House Of Ronin Is The New Japanese Experience In Milan
- 9 Jun '22
- 12:56 pm by Sneha Shah
While Milan is known for its role as a fashion and design capital, the city also plucks up the courage to mix culinary traditions with gourmet experimental twists and sublime concoctions. From Michelin-star establishments to traditional trattorie, Milan offers diversity in extravagant influences. Nestled in the heart of the city’s very own Chinatown, the House of Ronin opened just in time for Milan Design Week, and is already one of the hottest spots in town!
The House of Ronin has shaken up the city’s nightlife scene with an alluring new concept that fuses three restaurants; a multi-functional nocturnal playground where Shanghai meets Tokyo by way of Milan. This residential neo-liberty building that was built in the late 1920s, is recalibrated to a retro-futuristic environment made of layers and levels designed in an ascending path over four floors. Led by Salva Tu Alma and redeveloped by design studio SC+, every single object and detail has been conceived to offer a unique experience in terms of taste and architecture.

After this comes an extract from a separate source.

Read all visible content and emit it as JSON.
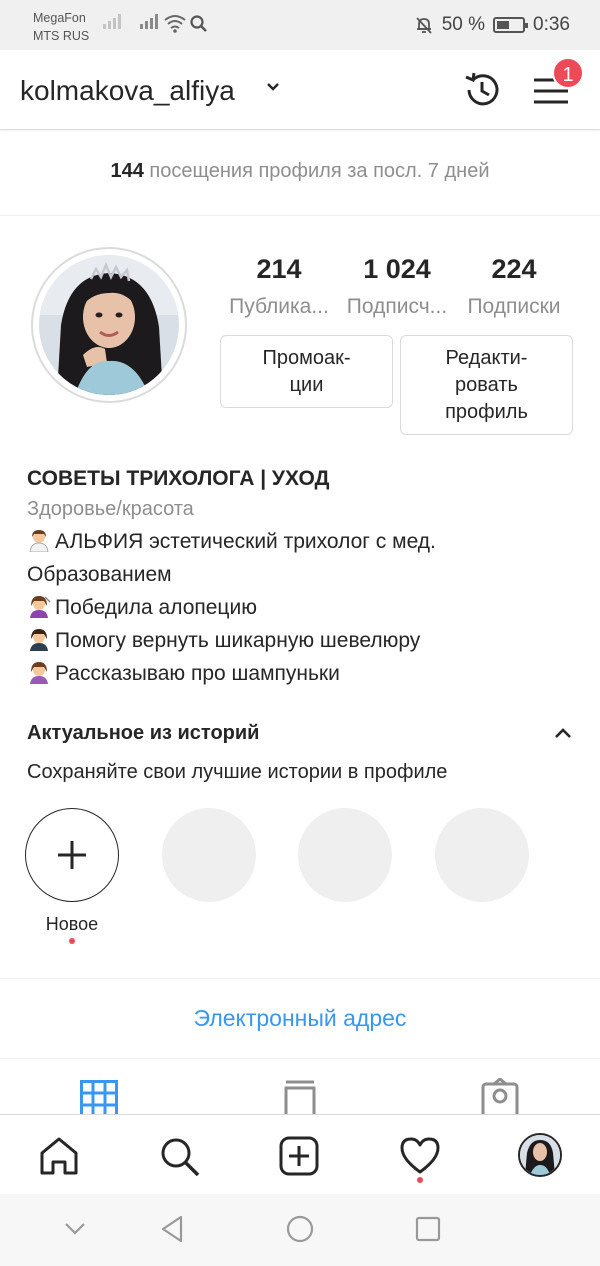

On the ground floor, guests are welcomed by Izakaya of Piccolo Ronin, where you can eat street food dishes of Japanese gastronomic culture together with Japanese-inspired cocktails. There is a listening bar brimming with 1970s records curated by Ultimo Tango, a Milanese collective and record label with a passion for vinyl. Going up to the first floor there is Ronin’s robatayaki restaurant with shabu-shabu, where chef Gigi Nastri communicates with his hands, fire and with raw materials in a flaming cooking show. The peculiarity of this restaurant, Robata, is the cooking table which allows you to eat directly while looking at the kitchen without any interference. On the second floor, spanning 200 square metres, are four private karaoke rooms each featuring a different extravagant style. This is a world that develops around Madame Cheng’s small cocktail and sake bar, named in honour of an Asian pirate. On the same floor is the other side of Japanese ultra-traditionalism, a veritable boutique fine dining restaurant, the Omakase Sushiyaki.
The top floor houses a private club Arcade, an exclusive lounge designed by Marsica Fossati. This large intimate setting is made up of oriental geometries within which vintage furnishings are inserted with a classic English flavour. A rather safe and less eccentric space to retrieve from the hangover of lights and colours of the other floors. Ronin is not just a restaurant; it is an exchange of iconographies as one looks at the flashes of the city from a moving car. All furnishings, fabrics and accessories are custom-made and assembled into atmospheres that are functional for different purposes. House of Ronin is in fact conceived as a sequence shot across different settings, with idiosyncratic styles, neon lights, precious upholstery, and a composition of European and American colours that transports you to the bowels of Japan.